 Lane Tipton, The Deeper Protestant Conception of Natural Theology: Natural Theology in Light of Vos’ Reformed Dogmatics, Reformed Forum 2022 Fall/Winter Newsletter.
 Ibid, 547.
 Daria Spezzano, The Glory of God’s Grace: Deification According to St. Thomas Aquinas (Ave Maria, FL: Sapentia Press, 2015), 19.
 The Westminster Confession of Faith (1644), 26:3a.
 Lane Tipton, The Deeper Protestant Conception of Natural Theology: Natural Theology in Light of Vos’ Reformed Dogmatics, Reformed Forum 2022 Fall/Winter Newsletter.
 The Westminster Confession of Faith (1644), 4:2, The Second London Baptist Confession (1689), 4:2.
 Ibid, 13.
 The Westminster Shorter Catechism (1647), Question 18 & The Baptist Catechism (1693), Question 21.
 The Westminster Shorter Catechism (1647), Question 19 & The Baptist Catechism (1693), Question 22.
 John Calvin, Institutes of the Christian Religion & 2, ed. John T. McNeill, trans. Ford Lewis Battles, vol. 1, The Library of Christian Classics (Louisville, KY: Westminster John Knox Press, 2011), 686.
 The Westminster Shorter Catechism (1647), Question 85 & The Baptist Catechism (1693), Question 90.
 Archibald Alexander Hodge, A Commentary on the Confession of Faith: With Questions for Theological Students and Bible Classes (Philadelphia: Presbyterian Board of Publication and Sabbath-School Work, 1869), 125–126.
 The Westminster Confession of Faith, 26:3.
 A Catechism for Girls and Boys, Question 9.
 Thomas Watson, The Select Works of the Rev. Thomas Watson, Comprising His Celebrated Body of Divinity, in a Series of Lectures on the Shorter Catechism, and Various Sermons and Treatises (New York: Robert Carter & Brothers, 1855), 194.
 The Westminster Larger Catechism (1647), Question 90.
Brice Bigham came on staff at CBTS in 2019. He is an M.Div. Student at CBTS and a Pastoral Intern at Grace Reformed Baptist Church of Owensboro, KY. He lives with his wife Alina and their three children.

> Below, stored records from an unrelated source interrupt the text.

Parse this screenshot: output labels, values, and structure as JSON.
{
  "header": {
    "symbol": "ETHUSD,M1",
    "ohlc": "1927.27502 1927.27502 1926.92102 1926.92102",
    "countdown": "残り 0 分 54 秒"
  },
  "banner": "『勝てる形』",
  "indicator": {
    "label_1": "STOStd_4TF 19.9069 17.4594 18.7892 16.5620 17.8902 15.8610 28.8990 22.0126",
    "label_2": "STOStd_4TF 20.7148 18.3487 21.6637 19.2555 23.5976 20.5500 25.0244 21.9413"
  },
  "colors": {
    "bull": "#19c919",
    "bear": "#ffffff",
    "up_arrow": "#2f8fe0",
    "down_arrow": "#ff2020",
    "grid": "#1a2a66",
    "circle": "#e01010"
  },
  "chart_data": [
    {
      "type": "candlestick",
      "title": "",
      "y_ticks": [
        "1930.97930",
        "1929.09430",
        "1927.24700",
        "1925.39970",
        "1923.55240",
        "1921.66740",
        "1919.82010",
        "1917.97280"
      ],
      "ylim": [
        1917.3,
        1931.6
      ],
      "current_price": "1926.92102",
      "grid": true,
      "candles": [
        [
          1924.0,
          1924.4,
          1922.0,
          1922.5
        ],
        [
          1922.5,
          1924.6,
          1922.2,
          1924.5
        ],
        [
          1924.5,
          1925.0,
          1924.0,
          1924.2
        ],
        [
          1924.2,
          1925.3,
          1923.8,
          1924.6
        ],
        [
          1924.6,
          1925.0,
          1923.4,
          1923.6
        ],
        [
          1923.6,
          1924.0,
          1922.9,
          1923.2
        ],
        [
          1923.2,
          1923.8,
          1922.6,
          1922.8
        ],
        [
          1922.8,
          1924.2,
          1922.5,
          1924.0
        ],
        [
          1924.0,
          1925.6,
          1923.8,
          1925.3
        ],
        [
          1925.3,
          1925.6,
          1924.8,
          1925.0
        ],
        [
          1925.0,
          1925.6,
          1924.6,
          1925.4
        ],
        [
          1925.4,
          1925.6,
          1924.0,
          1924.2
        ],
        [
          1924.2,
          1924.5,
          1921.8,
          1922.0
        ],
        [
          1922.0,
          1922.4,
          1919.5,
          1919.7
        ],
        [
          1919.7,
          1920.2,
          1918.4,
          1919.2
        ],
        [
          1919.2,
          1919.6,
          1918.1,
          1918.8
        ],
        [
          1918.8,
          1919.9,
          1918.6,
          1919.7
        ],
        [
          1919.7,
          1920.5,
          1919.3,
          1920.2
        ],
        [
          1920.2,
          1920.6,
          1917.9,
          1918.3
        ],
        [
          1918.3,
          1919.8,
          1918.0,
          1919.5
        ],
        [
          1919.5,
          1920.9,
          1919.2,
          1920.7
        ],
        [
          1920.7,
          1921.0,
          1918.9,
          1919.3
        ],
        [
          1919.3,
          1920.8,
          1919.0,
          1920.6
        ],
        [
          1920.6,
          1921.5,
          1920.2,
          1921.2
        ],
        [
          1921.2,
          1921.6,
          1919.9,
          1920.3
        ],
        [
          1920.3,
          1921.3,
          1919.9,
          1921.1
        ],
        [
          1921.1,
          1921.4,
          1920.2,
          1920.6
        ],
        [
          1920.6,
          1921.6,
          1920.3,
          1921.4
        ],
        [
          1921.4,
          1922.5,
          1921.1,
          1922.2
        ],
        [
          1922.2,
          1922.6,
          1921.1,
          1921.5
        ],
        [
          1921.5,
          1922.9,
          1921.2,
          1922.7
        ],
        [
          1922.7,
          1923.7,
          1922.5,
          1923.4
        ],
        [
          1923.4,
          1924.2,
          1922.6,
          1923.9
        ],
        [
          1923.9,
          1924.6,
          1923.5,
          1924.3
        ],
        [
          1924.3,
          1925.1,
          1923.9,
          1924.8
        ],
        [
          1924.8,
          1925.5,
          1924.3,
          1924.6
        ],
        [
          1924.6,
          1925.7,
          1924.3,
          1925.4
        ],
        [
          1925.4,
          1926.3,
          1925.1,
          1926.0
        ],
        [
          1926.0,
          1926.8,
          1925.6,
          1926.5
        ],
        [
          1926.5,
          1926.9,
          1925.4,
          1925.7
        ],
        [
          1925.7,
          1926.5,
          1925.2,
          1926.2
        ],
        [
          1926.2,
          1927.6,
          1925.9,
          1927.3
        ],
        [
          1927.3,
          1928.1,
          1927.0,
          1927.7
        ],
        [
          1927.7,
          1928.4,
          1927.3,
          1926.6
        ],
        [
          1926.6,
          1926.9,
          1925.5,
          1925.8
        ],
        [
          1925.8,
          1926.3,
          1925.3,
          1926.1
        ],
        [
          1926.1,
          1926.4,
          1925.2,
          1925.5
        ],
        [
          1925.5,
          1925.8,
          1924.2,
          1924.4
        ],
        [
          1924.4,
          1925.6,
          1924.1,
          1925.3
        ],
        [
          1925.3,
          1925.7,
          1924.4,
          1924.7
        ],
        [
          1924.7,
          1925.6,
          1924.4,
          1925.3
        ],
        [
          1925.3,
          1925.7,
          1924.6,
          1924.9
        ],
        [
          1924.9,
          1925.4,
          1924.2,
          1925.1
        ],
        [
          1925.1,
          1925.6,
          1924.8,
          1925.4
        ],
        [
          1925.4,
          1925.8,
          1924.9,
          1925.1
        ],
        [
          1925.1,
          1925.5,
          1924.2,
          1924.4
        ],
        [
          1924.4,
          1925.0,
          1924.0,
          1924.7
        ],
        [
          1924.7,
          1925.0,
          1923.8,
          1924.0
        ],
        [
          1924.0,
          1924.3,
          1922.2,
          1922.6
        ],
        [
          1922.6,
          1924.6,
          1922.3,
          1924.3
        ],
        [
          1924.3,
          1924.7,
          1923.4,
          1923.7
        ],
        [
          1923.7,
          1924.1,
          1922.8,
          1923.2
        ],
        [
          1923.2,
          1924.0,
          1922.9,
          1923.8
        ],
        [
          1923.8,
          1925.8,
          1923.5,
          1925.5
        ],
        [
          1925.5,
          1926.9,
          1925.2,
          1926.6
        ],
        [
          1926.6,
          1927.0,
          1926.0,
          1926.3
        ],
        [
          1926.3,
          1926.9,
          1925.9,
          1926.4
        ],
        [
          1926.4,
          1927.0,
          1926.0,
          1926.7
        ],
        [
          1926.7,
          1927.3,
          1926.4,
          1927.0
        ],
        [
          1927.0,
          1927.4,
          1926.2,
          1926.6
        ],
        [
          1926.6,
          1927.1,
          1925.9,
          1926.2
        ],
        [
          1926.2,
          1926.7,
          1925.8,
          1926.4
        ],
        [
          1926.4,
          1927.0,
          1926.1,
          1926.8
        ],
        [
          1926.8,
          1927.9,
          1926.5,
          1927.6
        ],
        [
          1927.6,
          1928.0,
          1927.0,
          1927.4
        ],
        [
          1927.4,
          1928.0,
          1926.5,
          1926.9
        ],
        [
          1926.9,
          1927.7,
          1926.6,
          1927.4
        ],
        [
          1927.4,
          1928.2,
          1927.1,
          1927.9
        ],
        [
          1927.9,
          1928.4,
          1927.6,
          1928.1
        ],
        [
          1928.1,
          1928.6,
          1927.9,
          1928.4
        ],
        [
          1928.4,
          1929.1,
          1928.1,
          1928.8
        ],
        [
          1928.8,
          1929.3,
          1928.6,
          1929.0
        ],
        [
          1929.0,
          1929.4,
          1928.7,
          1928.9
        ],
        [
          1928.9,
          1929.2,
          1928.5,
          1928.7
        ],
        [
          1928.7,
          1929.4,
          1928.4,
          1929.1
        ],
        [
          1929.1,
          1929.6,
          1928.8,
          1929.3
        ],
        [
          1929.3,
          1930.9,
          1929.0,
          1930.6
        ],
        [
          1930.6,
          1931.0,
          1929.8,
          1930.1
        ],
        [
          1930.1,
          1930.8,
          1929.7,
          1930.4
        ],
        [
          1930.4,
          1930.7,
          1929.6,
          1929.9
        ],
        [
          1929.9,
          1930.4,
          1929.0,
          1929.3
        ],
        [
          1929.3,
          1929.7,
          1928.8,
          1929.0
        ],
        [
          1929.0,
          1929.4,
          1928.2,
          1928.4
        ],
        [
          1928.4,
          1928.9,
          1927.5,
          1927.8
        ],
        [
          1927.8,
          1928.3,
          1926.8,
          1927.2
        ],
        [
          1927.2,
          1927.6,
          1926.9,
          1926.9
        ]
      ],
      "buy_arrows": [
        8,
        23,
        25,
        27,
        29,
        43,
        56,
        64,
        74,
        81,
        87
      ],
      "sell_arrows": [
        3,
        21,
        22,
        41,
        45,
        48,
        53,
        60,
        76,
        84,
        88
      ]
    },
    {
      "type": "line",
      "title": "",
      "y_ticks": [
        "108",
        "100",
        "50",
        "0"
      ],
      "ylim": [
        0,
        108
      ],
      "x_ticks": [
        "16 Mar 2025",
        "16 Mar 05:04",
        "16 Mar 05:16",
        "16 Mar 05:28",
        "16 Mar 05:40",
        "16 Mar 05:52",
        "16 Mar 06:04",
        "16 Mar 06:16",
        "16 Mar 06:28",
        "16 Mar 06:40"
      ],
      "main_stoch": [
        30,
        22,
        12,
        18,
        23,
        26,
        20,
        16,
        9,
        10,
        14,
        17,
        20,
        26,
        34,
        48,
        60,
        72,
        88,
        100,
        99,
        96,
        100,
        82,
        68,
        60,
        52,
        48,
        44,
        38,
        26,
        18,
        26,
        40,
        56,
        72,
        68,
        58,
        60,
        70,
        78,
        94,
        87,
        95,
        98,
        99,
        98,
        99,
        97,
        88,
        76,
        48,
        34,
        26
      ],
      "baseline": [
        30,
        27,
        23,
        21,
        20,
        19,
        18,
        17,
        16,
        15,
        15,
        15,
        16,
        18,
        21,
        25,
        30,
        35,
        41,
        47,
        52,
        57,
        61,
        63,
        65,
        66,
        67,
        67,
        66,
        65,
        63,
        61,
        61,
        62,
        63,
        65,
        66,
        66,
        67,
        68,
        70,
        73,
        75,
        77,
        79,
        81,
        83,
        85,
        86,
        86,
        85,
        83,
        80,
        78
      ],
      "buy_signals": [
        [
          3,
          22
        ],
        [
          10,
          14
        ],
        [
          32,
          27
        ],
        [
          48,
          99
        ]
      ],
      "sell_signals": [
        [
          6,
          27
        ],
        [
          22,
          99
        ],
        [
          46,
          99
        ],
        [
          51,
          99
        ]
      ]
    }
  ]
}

Brice particularly enjoys church history, gardening, and spending time with his family.